After Division Street, next on VanDeusen’s list will be the Brookside Road bridge, which crosses the Housatonic between Bostwick Gardens and Camp Eisner. The Brookside bridge was built in 1949. VanDeusen said it was a “twin” of the Division Street bridge. Both were replacement bridges built at roughly the same time after major floods.
The so-called Brown bridge at the intersection of routes 7 and 41, north of downtown, is thought to be in better shape—notwithstanding the fact that motorists stopped at the traffic signal on the Brown bridge can feel the span shudder when a truck rumbles over it.
Like Brookside, the Division Street bridge is a through-truss bridge. It spans 134 feet across the Housatonic River, with a vertical clearance of slightly more than 14 feet. The two most recent reports recommended it be rehabilitated “because of general structure deterioration or inadequate strength.”
Out of more than 5,000 bridges in Massachusetts, the state has identified 482 as being structurally deficient, including 47 in Berkshire County (now 48 with the addition of Division Street), and 4,718 in need of repair statewide.
Bridge repairs are often delayed or staggered because of the pressures municipal and state officials are under to keep taxes from rising too quickly.

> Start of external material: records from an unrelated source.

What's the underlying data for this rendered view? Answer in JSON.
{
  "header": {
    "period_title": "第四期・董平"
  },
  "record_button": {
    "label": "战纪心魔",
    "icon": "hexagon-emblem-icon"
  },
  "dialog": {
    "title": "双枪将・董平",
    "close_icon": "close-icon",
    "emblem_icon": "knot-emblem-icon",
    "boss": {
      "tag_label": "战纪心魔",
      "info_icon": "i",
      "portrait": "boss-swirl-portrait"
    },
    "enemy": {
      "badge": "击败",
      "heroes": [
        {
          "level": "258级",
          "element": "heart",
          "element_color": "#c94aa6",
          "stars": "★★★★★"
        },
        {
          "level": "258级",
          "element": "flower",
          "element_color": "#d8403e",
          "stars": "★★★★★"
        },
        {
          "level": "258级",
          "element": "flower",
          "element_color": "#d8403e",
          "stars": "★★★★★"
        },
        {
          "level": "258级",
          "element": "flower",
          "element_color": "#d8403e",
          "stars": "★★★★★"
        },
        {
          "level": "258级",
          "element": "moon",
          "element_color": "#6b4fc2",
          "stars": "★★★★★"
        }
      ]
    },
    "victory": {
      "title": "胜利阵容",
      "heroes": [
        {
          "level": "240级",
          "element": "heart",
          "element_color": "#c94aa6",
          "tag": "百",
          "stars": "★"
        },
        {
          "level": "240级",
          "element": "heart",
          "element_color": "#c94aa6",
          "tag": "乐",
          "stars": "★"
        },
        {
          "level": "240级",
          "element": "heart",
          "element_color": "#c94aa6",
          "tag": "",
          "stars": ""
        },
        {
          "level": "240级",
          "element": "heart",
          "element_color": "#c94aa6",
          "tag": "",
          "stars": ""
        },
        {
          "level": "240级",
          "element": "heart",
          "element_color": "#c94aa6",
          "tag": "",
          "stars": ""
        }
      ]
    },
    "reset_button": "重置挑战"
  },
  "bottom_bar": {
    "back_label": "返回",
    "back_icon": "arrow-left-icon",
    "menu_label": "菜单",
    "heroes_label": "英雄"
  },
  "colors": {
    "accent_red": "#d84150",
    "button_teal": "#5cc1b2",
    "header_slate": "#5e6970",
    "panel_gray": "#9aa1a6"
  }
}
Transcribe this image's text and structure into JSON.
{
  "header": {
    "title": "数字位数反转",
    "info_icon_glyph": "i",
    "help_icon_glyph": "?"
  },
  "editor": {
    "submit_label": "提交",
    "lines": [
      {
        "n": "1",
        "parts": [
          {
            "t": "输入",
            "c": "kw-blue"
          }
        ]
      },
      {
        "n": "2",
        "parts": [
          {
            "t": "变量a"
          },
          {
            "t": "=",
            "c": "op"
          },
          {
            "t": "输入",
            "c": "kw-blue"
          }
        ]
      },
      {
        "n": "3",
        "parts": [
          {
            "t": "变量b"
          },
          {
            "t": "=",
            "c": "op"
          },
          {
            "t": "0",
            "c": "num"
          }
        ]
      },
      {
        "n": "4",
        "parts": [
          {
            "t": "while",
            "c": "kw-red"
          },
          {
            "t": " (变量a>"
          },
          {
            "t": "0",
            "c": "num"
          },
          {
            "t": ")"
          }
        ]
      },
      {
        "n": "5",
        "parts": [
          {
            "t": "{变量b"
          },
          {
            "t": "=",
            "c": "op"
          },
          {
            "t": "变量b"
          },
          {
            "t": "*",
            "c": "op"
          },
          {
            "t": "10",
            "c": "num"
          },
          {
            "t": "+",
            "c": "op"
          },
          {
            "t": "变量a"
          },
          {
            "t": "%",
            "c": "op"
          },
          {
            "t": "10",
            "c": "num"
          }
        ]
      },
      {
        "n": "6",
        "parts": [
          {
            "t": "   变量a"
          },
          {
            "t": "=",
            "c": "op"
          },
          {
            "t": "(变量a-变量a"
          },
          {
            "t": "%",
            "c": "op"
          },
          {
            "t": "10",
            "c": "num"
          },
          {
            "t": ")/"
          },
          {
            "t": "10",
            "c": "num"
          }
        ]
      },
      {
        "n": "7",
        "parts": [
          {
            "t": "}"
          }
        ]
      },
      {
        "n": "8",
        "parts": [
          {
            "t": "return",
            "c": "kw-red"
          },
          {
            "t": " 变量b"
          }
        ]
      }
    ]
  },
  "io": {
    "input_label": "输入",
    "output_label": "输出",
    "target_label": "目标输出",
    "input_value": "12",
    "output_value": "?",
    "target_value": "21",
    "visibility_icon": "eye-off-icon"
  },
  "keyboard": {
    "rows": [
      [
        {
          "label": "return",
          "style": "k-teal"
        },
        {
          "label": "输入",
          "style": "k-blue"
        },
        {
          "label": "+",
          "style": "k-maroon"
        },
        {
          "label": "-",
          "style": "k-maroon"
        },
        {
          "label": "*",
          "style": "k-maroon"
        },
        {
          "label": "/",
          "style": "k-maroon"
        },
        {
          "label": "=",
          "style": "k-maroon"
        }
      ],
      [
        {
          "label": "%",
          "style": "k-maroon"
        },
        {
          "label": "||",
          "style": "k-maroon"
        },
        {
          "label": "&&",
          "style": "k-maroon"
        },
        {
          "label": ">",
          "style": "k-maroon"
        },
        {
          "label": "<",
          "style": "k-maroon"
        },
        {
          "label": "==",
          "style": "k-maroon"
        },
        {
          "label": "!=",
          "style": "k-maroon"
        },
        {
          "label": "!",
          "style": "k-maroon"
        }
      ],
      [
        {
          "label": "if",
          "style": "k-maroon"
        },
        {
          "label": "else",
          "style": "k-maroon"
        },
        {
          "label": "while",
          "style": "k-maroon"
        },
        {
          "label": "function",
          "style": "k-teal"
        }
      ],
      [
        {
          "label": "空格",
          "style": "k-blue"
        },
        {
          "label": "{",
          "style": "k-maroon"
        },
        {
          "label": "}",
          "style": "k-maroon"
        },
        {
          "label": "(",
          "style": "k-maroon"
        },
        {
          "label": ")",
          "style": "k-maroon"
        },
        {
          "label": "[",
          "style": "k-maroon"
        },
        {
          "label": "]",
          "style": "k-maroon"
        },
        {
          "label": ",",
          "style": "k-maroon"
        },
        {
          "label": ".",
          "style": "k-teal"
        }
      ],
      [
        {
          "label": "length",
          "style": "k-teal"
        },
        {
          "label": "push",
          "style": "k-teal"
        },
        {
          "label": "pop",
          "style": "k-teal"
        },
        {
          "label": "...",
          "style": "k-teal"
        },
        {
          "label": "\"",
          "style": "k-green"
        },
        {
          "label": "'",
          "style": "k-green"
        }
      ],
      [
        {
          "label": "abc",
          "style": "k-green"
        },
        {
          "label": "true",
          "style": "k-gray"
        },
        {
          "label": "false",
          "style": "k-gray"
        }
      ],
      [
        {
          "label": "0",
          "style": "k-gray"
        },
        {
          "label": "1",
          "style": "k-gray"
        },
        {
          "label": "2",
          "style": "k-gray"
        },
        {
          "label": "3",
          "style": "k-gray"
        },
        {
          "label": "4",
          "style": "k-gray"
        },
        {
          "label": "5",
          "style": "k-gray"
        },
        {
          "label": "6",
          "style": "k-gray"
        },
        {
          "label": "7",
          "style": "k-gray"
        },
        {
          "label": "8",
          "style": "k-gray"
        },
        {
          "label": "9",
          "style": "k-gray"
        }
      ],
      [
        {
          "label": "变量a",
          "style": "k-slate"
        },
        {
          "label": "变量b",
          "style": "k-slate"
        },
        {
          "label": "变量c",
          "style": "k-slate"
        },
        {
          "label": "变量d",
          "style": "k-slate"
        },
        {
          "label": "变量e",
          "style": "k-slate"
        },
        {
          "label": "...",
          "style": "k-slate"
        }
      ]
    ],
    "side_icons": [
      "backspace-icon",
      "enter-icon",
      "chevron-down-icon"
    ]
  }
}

“These are sizable expenditures,” VanDeusen explained. “And they take a lot of resources.”